Since 2009, the Together for Girls Partnership has been working with PEPFAR and other partners to ensure children and adolescents can grow up free from sexual violence—a critical component to enabling them to stay HIV-free. We believe that to effectively deal with this problem, we must first understand it—which is why our work is guided by data. The Violence Against Children Surveys (VACS), led by the Centers for Disease Control and Prevention (CDC) and national governments as part of the Together for Girls partnership with support from PEPFAR and other partners, have provided nationally representative data for more than 10% of the world’s young people (aged 13-24).
The results paint a disturbing picture.
In every country that has completed a VACS, we’ve found alarmingly high numbers of girls and young women being pressured, coerced or physically forced to have sex. Our data shows approximately one in three girls experience sexual violence before age 18, and one in four describe their first sexual intercourse as forced or coerced. The data shows that sexual violence happens everywhere: at home, at school, in communities, on the street. We have also found that girls are at risk for sexual violence throughout their lives—with adolescence being a particularly vulnerable time.
This is an egregious violation of human rights, with significant consequences for a variety of development outcomes—including HIV, unintended pregnancy, maternal complications and mental health issues.
The data from the Together for Girls partnership gives us key information that we didn’t previously have, and showcases just how crucial sexual violence prevention is in combatting the spread of HIV. The PEPFAR-led DREAMS initiative (Determined, Resilient, Empowered, AIDS-free, Mentored, and Safe) —a groundbreaking public-private partnership working in ten African countries—has incorporated violence prevention and response as a critical component for HIV prevention among adolescent girls and young women. For the first time, we are seeing dramatic declines in new HIV diagnoses for adolescent girls. The latest data shows a 25-40 percent decline or greater in new HIV diagnoses among adolescent girls and young women in nearly two-thirds of the highest-HIV-burden communities implementing DREAMS. This offers hope that significant change is possible.

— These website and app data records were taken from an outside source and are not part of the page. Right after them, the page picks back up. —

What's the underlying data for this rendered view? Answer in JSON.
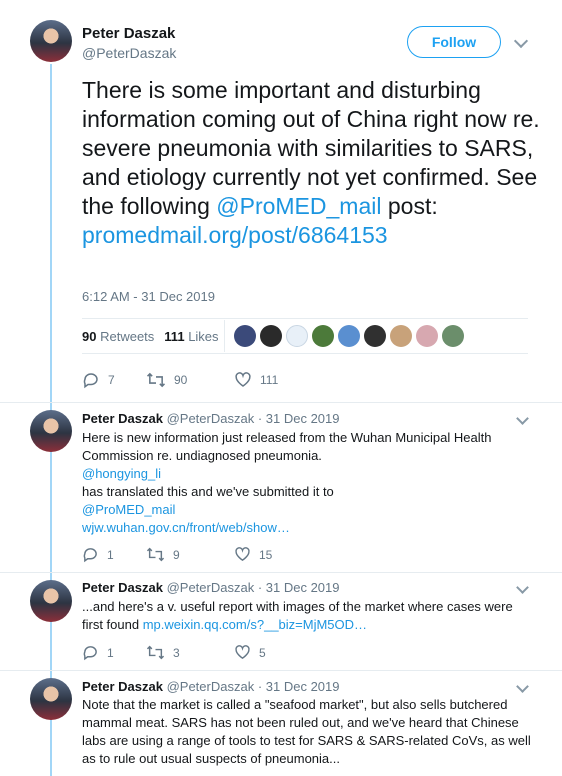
{
  "main_tweet": {
    "name": "Peter Daszak",
    "handle": "@PeterDaszak",
    "follow_label": "Follow",
    "text_before": "There is some important and disturbing information coming out of China right now re. severe pneumonia with similarities to SARS, and etiology currently not yet confirmed. See the following ",
    "mention": "@ProMED_mail",
    "text_after": " post:",
    "url": "promedmail.org/post/6864153",
    "timestamp": "6:12 AM - 31 Dec 2019",
    "retweets_count": "90",
    "retweets_label": "Retweets",
    "likes_count": "111",
    "likes_label": "Likes",
    "reply_count": "7",
    "retweet_count": "90",
    "like_count": "111"
  },
  "replies": [
    {
      "name": "Peter Daszak",
      "handle": "@PeterDaszak",
      "date": "· 31 Dec 2019",
      "line1": "Here is new information just released from the Wuhan Municipal Health Commission re. undiagnosed pneumonia.",
      "mention1": "@hongying_li",
      "line2": " has translated this and we've submitted it to",
      "mention2": "@ProMED_mail",
      "link": "wjw.wuhan.gov.cn/front/web/show…",
      "reply_count": "1",
      "retweet_count": "9",
      "like_count": "15"
    },
    {
      "name": "Peter Daszak",
      "handle": "@PeterDaszak",
      "date": "· 31 Dec 2019",
      "text": "...and here's a v. useful report with images of the market where cases were first found ",
      "link": "mp.weixin.qq.com/s?__biz=MjM5OD…",
      "reply_count": "1",
      "retweet_count": "3",
      "like_count": "5"
    },
    {
      "name": "Peter Daszak",
      "handle": "@PeterDaszak",
      "date": "· 31 Dec 2019",
      "text": "Note that the market is called a \"seafood market\", but also sells butchered mammal meat.  SARS has not been ruled out, and we've heard that Chinese labs are using a range of tools to test for SARS & SARS-related CoVs, as well as to rule out usual suspects of pneumonia..."
    }
  ],
  "colors": {
    "accent": "#1da1f2",
    "link": "#1b95e0",
    "muted": "#657786",
    "thread": "#a2d6f7"
  },
  "icons": [
    "reply-icon",
    "retweet-icon",
    "like-icon",
    "chevron-down-icon",
    "avatar"
  ]
}
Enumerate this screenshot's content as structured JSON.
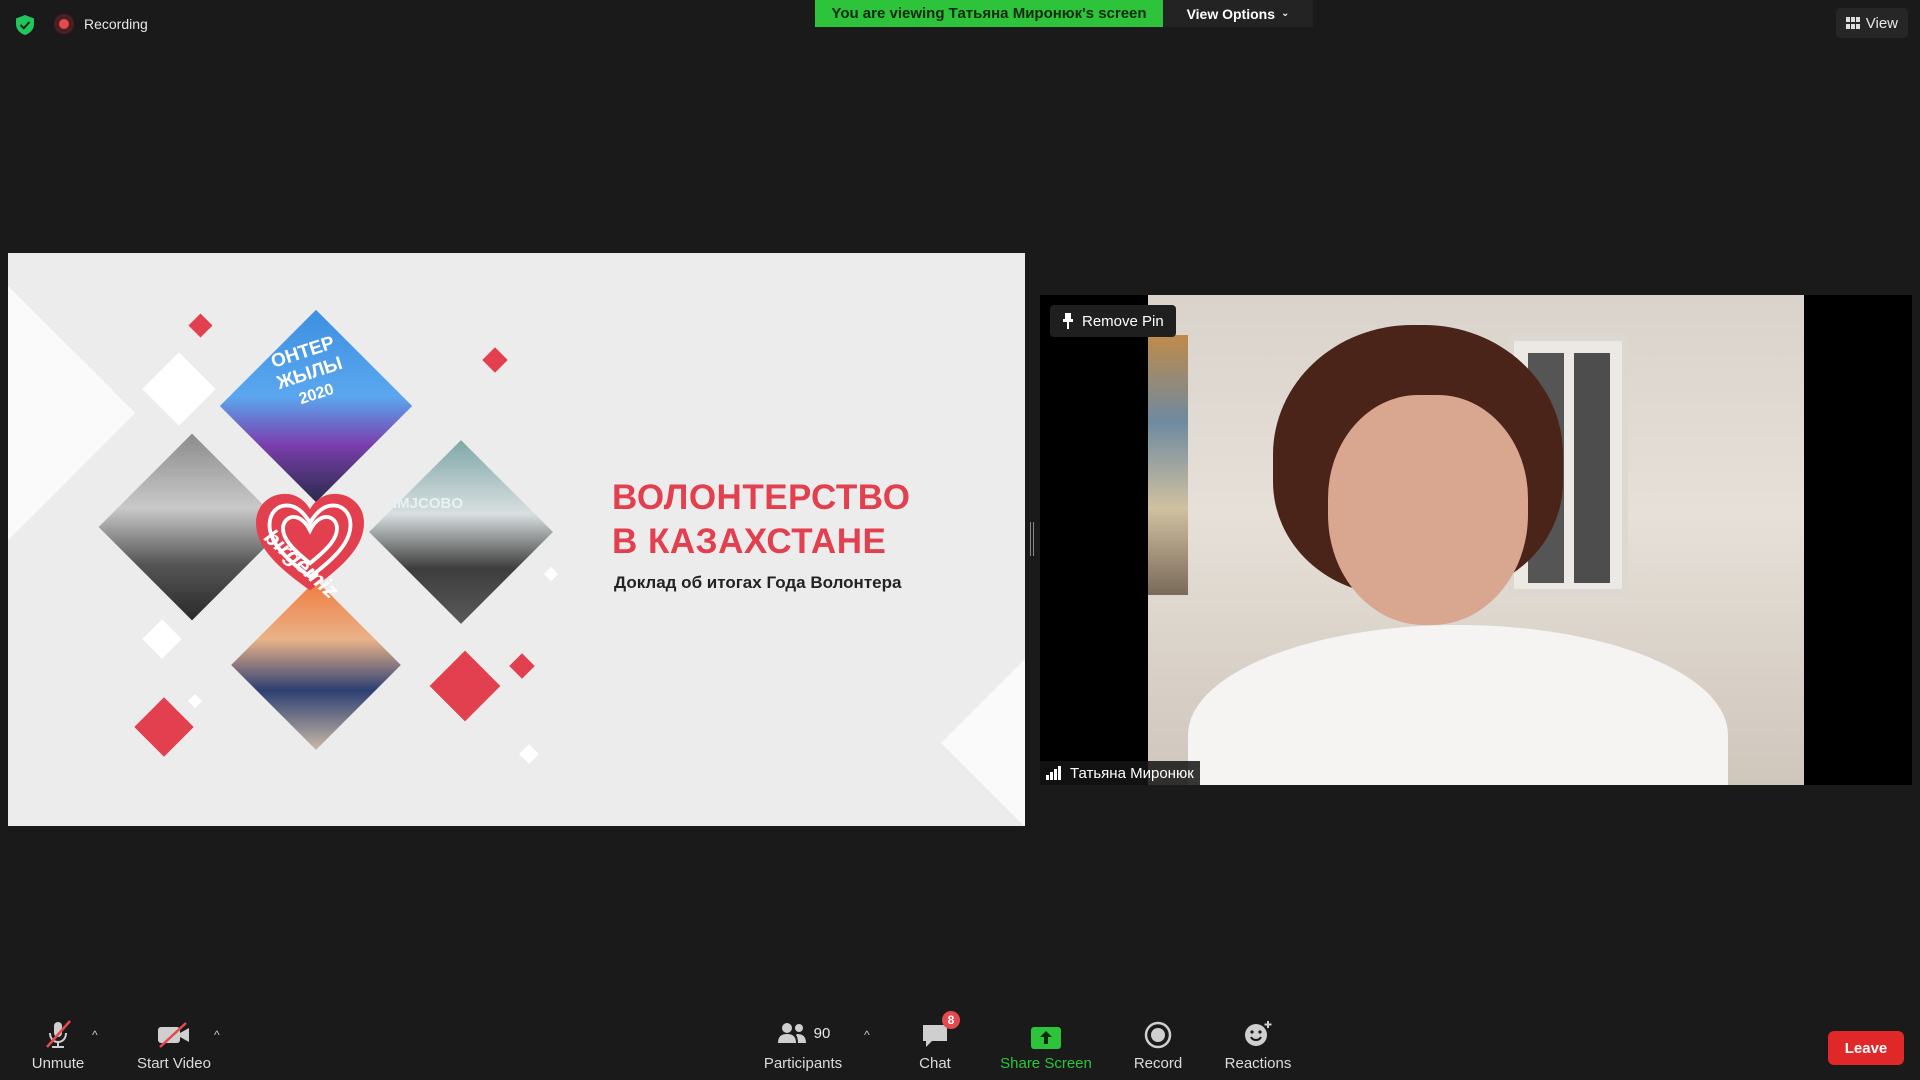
{
  "top": {
    "recording_label": "Recording",
    "viewing_banner": "You are viewing Татьяна Миронюк's screen",
    "view_options_label": "View Options",
    "view_label": "View"
  },
  "slide": {
    "title_line1": "ВОЛОНТЕРСТВО",
    "title_line2": "В КАЗАХСТАНЕ",
    "subtitle": "Доклад об итогах Года Волонтера",
    "logo_text": "birgemiz",
    "photo_text_top": "ОНТЕР",
    "photo_text_mid": "ЖЫЛЫ",
    "photo_text_year": "2020",
    "photo_text_board": "IMJCOBO"
  },
  "video": {
    "remove_pin_label": "Remove Pin",
    "participant_name": "Татьяна Миронюк"
  },
  "toolbar": {
    "unmute": "Unmute",
    "start_video": "Start Video",
    "participants": "Participants",
    "participants_count": "90",
    "chat": "Chat",
    "chat_badge": "8",
    "share_screen": "Share Screen",
    "record": "Record",
    "reactions": "Reactions",
    "leave": "Leave"
  },
  "colors": {
    "accent_green": "#2dc43c",
    "slide_red": "#e2404e",
    "leave_red": "#e02828",
    "background": "#1a1a1a"
  }
}
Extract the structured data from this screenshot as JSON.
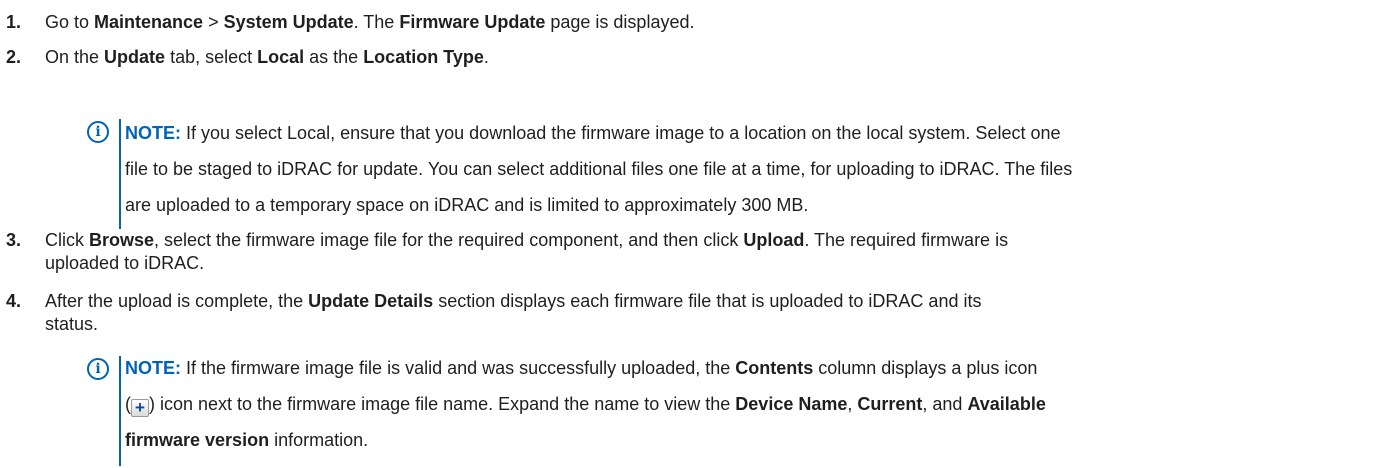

Through the power of partnership, we are closer than ever before to ending the HIV & AIDS epidemic. But we are at a crucial moment: there are currently 1.8 billion adolescents in the world, the largest cohort of young people in history. We cannot effectively prevent HIV among these young people unless we redouble our efforts to address violence prevention and response for adolescent girls. This is the moment to build on our successes, learn from our mistakes, and together, make the dream of an HIV-free generation a reality.